Ashley Hunt (based in Los Angeles) is both an artist and activist. Over the last 20 years, he has dedicated his socially-engaged art practice to documenting the expansion of the U.S. prison system. While tracing the proliferation of prisons across the nation, Hunt also explores how people fail to see the extent of incarceration’s impact.
The photographs in Hunt's installation, Degrees of Visibility, depict the landscapes in which jails, prisons, and detention centers are embedded in the United States. Taken from publicly accessible points of view, the images draw attention to the ubiquity of incarceration in the U.S., which has 2.2 million people in prisons and jails, and another 4.7 million people under parole or probation supervision. The images also reflect on how this immense social problem remains largely hidden from sight. The images also reflect on how this immense social problem remains largely hidden from sight. Hunt’s photograph of Marin County Jail, for instance, shows the bucolic green hill which hides the facility beneath where 274 individuals are imprisoned. In Marin, one of the richest counties in the nation, incarceration is embedded into the terrain so that it does not disturb the view. Hunt’s installation of the photographs in stacks on top of crates and clipped to plywood boards, gestures to the excess of images and the ongoing expansion of the U.S. carceral state—ever present but barely visible. Hunt states, “The more that prisons and jails are used as the solution to every kind of social problem that our society doesn’t want to deal with, the more we see a desire to erase that from view.”
As part of Barring Freedom, Hunt worked with local activists on a printable download, available here.

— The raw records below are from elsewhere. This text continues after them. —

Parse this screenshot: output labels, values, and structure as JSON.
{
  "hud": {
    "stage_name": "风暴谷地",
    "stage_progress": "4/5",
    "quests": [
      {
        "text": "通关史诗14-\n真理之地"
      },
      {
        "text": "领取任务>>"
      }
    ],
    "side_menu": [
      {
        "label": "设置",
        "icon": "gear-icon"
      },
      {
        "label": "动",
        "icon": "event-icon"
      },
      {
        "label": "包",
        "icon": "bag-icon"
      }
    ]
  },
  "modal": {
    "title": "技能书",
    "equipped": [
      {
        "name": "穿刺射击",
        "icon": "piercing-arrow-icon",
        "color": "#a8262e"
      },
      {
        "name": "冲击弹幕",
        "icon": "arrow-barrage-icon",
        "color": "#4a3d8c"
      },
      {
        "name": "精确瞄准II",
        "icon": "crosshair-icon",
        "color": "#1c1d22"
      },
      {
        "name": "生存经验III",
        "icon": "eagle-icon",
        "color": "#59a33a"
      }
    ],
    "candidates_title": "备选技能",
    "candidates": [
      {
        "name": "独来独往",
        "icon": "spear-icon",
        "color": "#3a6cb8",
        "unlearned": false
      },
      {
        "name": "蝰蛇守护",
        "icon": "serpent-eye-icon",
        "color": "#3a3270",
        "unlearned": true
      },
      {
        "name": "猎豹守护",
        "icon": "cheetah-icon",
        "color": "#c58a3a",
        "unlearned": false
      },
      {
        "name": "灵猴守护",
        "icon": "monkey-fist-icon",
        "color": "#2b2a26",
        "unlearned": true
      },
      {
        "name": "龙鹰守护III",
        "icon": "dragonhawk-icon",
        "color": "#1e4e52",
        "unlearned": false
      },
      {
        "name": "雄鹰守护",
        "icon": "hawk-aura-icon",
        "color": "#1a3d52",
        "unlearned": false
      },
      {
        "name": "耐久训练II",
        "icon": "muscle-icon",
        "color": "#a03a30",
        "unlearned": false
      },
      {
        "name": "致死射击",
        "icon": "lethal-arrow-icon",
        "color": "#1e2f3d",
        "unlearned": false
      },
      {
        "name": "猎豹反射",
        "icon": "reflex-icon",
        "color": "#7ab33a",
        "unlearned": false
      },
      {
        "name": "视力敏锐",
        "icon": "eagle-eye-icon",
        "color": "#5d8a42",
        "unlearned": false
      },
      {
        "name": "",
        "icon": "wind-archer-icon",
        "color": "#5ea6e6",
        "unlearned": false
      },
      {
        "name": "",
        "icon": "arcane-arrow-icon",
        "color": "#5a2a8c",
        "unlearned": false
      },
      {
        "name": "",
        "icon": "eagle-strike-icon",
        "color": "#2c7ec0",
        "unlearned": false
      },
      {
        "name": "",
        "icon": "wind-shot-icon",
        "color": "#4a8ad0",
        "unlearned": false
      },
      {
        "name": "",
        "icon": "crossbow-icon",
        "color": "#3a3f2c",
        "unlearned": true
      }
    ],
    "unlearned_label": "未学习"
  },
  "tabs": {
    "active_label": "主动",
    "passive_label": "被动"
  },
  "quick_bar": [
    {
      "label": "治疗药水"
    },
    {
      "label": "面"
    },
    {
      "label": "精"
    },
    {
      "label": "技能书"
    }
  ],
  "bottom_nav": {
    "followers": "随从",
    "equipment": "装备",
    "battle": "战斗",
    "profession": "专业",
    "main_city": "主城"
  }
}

Ashley Hunt is an artist and writer based in Los Angeles, where he is faculty at the California Institute of the Arts. In works including Corrections Documentary Project (2001–10), Prison Maps (2002), A World Map in Which We See… (2004–07), Notes on the Emptying of a City (2006–10), and Degrees of Visibility (2010–present), Hunt works in dialogue with movement-building and grassroots organizations, including Critical Resistance, the California Coalition for Women Prisoners, Citizens for Quality Education, Southerners on New Ground, and Friends and Family of Louisiana’s Incarcerated Children. His works have shown in venues ranging from community centers to prisons to museums, including Pitzer Art Galleries, CA; Museum of Modern Art, New York; Project Row Houses, Houston; Hammer Museum, Los Angeles; Tate Modern, London; Documenta 12, Germany, and Sinopale Biennial, Turkey. His writings include the book, Notes on the Emptying of a City, and have appeared in the Oxford Encyclopedia of Criminology and Criminal Justice; X-TRA Contemporary Art Quarterly, and the Los Angeles Review of Books.